It’s one of the most common triggers, says dermatologist Colby Evans, MD, chairman of the board of directors of the National Psoriasis Foundation.
Stress puts your body in a protective mode. It sends out the chemicals that cause inflammation and lead to flares.
What you can do: Try exercise, yoga, or massage, Evans suggests, or take up hobbies you enjoy. They can ease your stress. So can techniques like progressive muscle relaxation, focused breathing, and mindfulness meditation.
You can talk to a therapist or stress-management counselor to get more ideas.
"When the weather is colder and drier, psoriasis tends to flare," Evans says.
Most people find their skin is better in the summer and worse in the winter. That's probably due to the lack of sun in the winter, says Mark Lebwohl, MD, chairman of dermatology at Mount Sinai Hospital.
What you can do: Use a moisturizer, Lebwohl suggests. A cool-mist humidifier in your bedroom can also help.

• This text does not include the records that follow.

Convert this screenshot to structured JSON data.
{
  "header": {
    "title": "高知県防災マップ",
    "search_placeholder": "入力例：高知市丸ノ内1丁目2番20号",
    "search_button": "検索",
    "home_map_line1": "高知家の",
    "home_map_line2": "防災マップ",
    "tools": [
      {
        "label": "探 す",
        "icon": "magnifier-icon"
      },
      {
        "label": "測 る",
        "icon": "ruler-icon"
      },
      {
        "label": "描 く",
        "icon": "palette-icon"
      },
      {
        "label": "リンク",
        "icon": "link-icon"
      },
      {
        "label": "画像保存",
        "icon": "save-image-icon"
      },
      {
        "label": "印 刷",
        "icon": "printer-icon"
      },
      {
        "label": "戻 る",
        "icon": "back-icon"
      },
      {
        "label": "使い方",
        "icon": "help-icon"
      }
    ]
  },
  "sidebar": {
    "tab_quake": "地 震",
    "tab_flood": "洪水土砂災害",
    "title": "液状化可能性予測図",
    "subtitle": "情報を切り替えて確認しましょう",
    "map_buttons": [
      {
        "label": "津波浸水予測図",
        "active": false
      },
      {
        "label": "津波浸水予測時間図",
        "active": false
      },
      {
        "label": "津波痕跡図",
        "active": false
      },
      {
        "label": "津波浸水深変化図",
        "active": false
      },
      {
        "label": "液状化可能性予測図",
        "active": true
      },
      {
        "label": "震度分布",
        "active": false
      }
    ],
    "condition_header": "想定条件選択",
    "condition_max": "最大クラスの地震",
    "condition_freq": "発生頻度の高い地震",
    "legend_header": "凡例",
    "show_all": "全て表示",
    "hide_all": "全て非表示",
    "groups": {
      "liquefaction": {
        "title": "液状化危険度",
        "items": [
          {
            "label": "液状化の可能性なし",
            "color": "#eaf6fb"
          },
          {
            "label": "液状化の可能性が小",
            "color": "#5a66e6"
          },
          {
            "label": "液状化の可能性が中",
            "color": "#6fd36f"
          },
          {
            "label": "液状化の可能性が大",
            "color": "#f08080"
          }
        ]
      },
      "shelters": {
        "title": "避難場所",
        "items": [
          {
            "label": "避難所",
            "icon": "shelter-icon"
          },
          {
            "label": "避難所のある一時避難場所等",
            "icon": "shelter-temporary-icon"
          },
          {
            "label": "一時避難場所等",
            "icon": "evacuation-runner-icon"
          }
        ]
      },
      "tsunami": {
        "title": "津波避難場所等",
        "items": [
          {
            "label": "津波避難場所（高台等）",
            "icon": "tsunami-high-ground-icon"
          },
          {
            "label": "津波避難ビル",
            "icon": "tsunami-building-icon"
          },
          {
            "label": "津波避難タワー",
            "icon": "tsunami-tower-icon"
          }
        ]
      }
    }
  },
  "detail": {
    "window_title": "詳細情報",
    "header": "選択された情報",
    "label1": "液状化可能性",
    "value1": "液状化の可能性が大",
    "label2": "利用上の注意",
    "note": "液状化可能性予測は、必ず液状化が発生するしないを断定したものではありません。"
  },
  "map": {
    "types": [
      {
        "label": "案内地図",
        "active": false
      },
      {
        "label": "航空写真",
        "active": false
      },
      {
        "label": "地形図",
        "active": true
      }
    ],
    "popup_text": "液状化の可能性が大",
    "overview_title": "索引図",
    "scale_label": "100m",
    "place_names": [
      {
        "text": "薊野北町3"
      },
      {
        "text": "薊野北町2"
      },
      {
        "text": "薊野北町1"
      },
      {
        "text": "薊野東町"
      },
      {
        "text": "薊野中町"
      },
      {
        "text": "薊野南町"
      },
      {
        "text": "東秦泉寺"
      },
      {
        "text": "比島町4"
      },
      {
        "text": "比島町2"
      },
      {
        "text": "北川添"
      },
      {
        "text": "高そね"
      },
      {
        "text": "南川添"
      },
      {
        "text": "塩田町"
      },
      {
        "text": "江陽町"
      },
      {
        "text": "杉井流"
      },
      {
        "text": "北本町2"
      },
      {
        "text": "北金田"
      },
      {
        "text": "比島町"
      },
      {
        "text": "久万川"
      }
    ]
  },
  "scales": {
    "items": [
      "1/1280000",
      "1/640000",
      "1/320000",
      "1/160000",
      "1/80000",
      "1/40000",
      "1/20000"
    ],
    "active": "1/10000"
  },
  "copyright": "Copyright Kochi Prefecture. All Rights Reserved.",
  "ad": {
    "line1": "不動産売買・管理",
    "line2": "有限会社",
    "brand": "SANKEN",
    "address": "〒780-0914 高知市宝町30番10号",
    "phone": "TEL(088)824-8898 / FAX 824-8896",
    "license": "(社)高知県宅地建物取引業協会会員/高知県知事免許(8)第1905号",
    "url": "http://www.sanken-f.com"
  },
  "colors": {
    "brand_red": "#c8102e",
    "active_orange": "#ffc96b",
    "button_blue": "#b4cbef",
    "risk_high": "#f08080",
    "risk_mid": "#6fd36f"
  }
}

Many psoriasis treatment centers have phototherapy units, too. Or you can get one for your home. They mimic sunlight and may help ease your symptoms. Talk to your doctor to see if it's the right treatment for you.
What you can do. "It is important to let any doctor who is prescribing you medication know that you have psoriasis," Evans says.
Sometimes your doctor may be able to prescribe another drug that doesn't lead to flare-ups. Or she may be able to lower the dose of your medicine.
Cuts and Bruises
If your skin is cut or injured, you could get a flare in that area. Your doctor may call this the "Koebner phenomenon."
What you can do. Cut back on activities that could create friction or lead to you getting hurt, Lebwohl says.
If you have a skin injury and notice a flare-up starting in that area, treat it right away.